EXERCISE DESCRIPTION —
The answer should consist of the full listing below, repeated exactly and free of pictures.

DATASET RECORDS —
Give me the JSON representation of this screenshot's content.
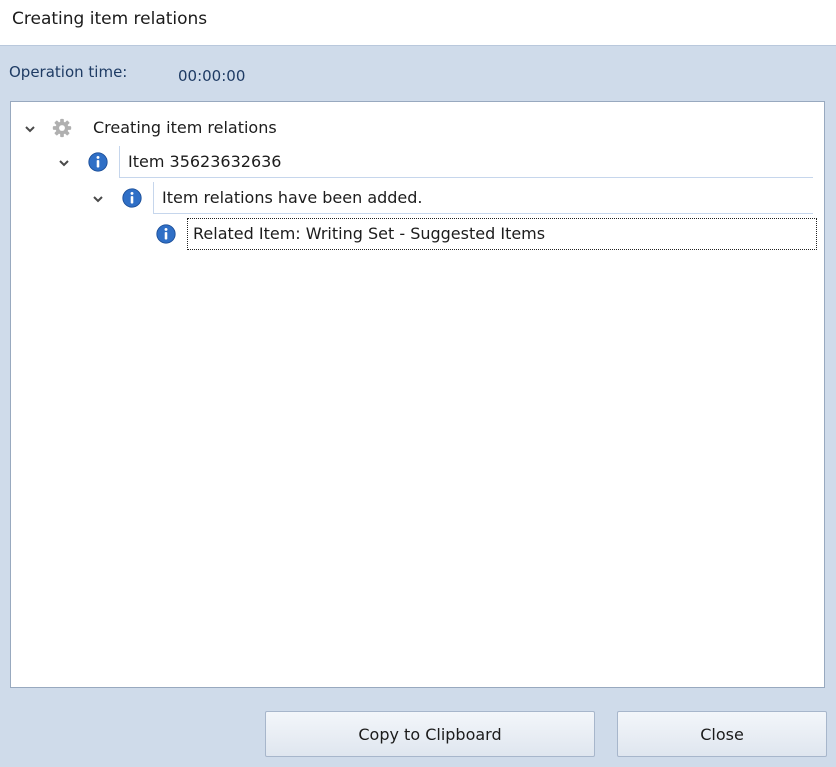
{
  "window": {
    "title": "Creating item relations"
  },
  "operation": {
    "label": "Operation time:",
    "value": "00:00:00"
  },
  "tree": [
    {
      "label": "Creating item relations",
      "icon": "gear-icon",
      "expanded": true
    },
    {
      "label": "Item 35623632636",
      "icon": "info-icon",
      "expanded": true
    },
    {
      "label": "Item relations have been added.",
      "icon": "info-icon",
      "expanded": true
    },
    {
      "label": "Related Item: Writing Set - Suggested Items",
      "icon": "info-icon",
      "focused": true
    }
  ],
  "buttons": {
    "copy": "Copy to Clipboard",
    "close": "Close"
  },
  "colors": {
    "background": "#cfdbea",
    "info_icon": "#2f6fc6",
    "text_blue": "#1e3b64"
  }
}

ANSWER TO THIS TASK —
Give me the JSON representation of this screenshot's content.
{
  "window": {
    "title": "Creating item relations"
  },
  "operation": {
    "label": "Operation time:",
    "value": "00:00:00"
  },
  "tree": [
    {
      "label": "Creating item relations",
      "icon": "gear-icon",
      "expanded": true
    },
    {
      "label": "Item 35623632636",
      "icon": "info-icon",
      "expanded": true
    },
    {
      "label": "Item relations have been added.",
      "icon": "info-icon",
      "expanded": true
    },
    {
      "label": "Related Item: Writing Set - Suggested Items",
      "icon": "info-icon",
      "focused": true
    }
  ],
  "buttons": {
    "copy": "Copy to Clipboard",
    "close": "Close"
  },
  "colors": {
    "background": "#cfdbea",
    "info_icon": "#2f6fc6",
    "text_blue": "#1e3b64"
  }
}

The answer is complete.